## WHAT YOU HAVE TO DO
Return each of the entries below precisely as it appears.

## RECORDS SHOWN

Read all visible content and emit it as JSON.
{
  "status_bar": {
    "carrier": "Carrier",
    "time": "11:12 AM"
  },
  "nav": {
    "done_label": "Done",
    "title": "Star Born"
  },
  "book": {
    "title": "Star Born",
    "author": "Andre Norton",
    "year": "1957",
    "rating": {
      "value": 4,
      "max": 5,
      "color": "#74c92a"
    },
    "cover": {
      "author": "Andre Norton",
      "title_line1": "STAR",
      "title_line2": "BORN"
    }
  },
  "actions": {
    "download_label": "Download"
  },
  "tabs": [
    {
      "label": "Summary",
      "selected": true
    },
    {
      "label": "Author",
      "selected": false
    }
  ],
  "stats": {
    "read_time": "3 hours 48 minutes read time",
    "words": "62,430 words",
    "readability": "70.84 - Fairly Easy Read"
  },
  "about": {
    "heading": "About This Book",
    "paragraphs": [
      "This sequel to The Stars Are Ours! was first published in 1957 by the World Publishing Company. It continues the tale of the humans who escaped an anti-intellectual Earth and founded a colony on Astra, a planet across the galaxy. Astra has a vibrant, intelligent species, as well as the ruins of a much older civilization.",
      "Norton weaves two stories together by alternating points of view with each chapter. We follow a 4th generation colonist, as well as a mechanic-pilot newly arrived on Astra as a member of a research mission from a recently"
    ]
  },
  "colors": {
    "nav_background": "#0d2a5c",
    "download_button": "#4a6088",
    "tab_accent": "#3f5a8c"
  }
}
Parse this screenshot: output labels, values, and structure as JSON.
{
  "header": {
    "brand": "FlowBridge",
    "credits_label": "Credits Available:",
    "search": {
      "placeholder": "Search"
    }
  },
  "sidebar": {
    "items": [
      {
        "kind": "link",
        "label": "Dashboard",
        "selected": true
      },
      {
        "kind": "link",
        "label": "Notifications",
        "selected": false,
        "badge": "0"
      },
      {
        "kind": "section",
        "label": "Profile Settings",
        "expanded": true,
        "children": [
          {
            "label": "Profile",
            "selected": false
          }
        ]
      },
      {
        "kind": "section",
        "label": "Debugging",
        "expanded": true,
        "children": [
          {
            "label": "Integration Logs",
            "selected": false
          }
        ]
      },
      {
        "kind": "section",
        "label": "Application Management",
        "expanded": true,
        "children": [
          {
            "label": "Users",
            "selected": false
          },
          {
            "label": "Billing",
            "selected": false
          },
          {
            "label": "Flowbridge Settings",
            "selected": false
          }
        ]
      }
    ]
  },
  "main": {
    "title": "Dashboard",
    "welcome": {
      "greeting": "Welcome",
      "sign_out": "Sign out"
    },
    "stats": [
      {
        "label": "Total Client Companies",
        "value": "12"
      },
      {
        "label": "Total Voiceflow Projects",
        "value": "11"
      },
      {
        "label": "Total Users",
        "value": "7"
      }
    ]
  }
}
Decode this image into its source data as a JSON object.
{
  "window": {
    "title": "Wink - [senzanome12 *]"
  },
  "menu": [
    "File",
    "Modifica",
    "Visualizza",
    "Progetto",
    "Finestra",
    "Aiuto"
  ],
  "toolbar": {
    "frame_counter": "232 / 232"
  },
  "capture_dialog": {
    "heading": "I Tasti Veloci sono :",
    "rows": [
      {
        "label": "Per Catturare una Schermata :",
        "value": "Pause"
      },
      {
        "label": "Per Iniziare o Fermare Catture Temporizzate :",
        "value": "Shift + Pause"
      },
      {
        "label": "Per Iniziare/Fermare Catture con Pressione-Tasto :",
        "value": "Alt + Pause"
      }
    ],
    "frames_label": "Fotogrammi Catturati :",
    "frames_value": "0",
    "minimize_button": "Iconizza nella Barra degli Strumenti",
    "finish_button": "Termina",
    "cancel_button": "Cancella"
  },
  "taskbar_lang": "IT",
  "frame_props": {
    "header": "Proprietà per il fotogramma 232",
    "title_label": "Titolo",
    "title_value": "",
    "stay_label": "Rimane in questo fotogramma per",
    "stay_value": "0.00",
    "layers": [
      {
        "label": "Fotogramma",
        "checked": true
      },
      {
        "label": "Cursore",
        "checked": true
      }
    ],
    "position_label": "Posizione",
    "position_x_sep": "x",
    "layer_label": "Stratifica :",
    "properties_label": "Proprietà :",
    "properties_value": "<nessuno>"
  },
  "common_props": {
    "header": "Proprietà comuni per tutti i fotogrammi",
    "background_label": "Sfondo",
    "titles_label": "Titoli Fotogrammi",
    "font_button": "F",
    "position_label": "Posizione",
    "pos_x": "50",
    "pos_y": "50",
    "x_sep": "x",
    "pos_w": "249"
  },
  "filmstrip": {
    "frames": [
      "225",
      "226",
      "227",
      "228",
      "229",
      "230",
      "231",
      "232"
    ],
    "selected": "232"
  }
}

## RESPONSE TO THIS EXERCISE
Read all visible content and emit it as JSON.
{
  "status_bar": {
    "carrier": "Carrier",
    "time": "11:12 AM"
  },
  "nav": {
    "done_label": "Done",
    "title": "Star Born"
  },
  "book": {
    "title": "Star Born",
    "author": "Andre Norton",
    "year": "1957",
    "rating": {
      "value": 4,
      "max": 5,
      "color": "#74c92a"
    },
    "cover": {
      "author": "Andre Norton",
      "title_line1": "STAR",
      "title_line2": "BORN"
    }
  },
  "actions": {
    "download_label": "Download"
  },
  "tabs": [
    {
      "label": "Summary",
      "selected": true
    },
    {
      "label": "Author",
      "selected": false
    }
  ],
  "stats": {
    "read_time": "3 hours 48 minutes read time",
    "words": "62,430 words",
    "readability": "70.84 - Fairly Easy Read"
  },
  "about": {
    "heading": "About This Book",
    "paragraphs": [
      "This sequel to The Stars Are Ours! was first published in 1957 by the World Publishing Company. It continues the tale of the humans who escaped an anti-intellectual Earth and founded a colony on Astra, a planet across the galaxy. Astra has a vibrant, intelligent species, as well as the ruins of a much older civilization.",
      "Norton weaves two stories together by alternating points of view with each chapter. We follow a 4th generation colonist, as well as a mechanic-pilot newly arrived on Astra as a member of a research mission from a recently"
    ]
  },
  "colors": {
    "nav_background": "#0d2a5c",
    "download_button": "#4a6088",
    "tab_accent": "#3f5a8c"
  }
}
Parse this screenshot: output labels, values, and structure as JSON.
{
  "header": {
    "brand": "FlowBridge",
    "credits_label": "Credits Available:",
    "search": {
      "placeholder": "Search"
    }
  },
  "sidebar": {
    "items": [
      {
        "kind": "link",
        "label": "Dashboard",
        "selected": true
      },
      {
        "kind": "link",
        "label": "Notifications",
        "selected": false,
        "badge": "0"
      },
      {
        "kind": "section",
        "label": "Profile Settings",
        "expanded": true,
        "children": [
          {
            "label": "Profile",
            "selected": false
          }
        ]
      },
      {
        "kind": "section",
        "label": "Debugging",
        "expanded": true,
        "children": [
          {
            "label": "Integration Logs",
            "selected": false
          }
        ]
      },
      {
        "kind": "section",
        "label": "Application Management",
        "expanded": true,
        "children": [
          {
            "label": "Users",
            "selected": false
          },
          {
            "label": "Billing",
            "selected": false
          },
          {
            "label": "Flowbridge Settings",
            "selected": false
          }
        ]
      }
    ]
  },
  "main": {
    "title": "Dashboard",
    "welcome": {
      "greeting": "Welcome",
      "sign_out": "Sign out"
    },
    "stats": [
      {
        "label": "Total Client Companies",
        "value": "12"
      },
      {
        "label": "Total Voiceflow Projects",
        "value": "11"
      },
      {
        "label": "Total Users",
        "value": "7"
      }
    ]
  }
}
Decode this image into its source data as a JSON object.
{
  "window": {
    "title": "Wink - [senzanome12 *]"
  },
  "menu": [
    "File",
    "Modifica",
    "Visualizza",
    "Progetto",
    "Finestra",
    "Aiuto"
  ],
  "toolbar": {
    "frame_counter": "232 / 232"
  },
  "capture_dialog": {
    "heading": "I Tasti Veloci sono :",
    "rows": [
      {
        "label": "Per Catturare una Schermata :",
        "value": "Pause"
      },
      {
        "label": "Per Iniziare o Fermare Catture Temporizzate :",
        "value": "Shift + Pause"
      },
      {
        "label": "Per Iniziare/Fermare Catture con Pressione-Tasto :",
        "value": "Alt + Pause"
      }
    ],
    "frames_label": "Fotogrammi Catturati :",
    "frames_value": "0",
    "minimize_button": "Iconizza nella Barra degli Strumenti",
    "finish_button": "Termina",
    "cancel_button": "Cancella"
  },
  "taskbar_lang": "IT",
  "frame_props": {
    "header": "Proprietà per il fotogramma 232",
    "title_label": "Titolo",
    "title_value": "",
    "stay_label": "Rimane in questo fotogramma per",
    "stay_value": "0.00",
    "layers": [
      {
        "label": "Fotogramma",
        "checked": true
      },
      {
        "label": "Cursore",
        "checked": true
      }
    ],
    "position_label": "Posizione",
    "position_x_sep": "x",
    "layer_label": "Stratifica :",
    "properties_label": "Proprietà :",
    "properties_value": "<nessuno>"
  },
  "common_props": {
    "header": "Proprietà comuni per tutti i fotogrammi",
    "background_label": "Sfondo",
    "titles_label": "Titoli Fotogrammi",
    "font_button": "F",
    "position_label": "Posizione",
    "pos_x": "50",
    "pos_y": "50",
    "x_sep": "x",
    "pos_w": "249"
  },
  "filmstrip": {
    "frames": [
      "225",
      "226",
      "227",
      "228",
      "229",
      "230",
      "231",
      "232"
    ],
    "selected": "232"
  }
}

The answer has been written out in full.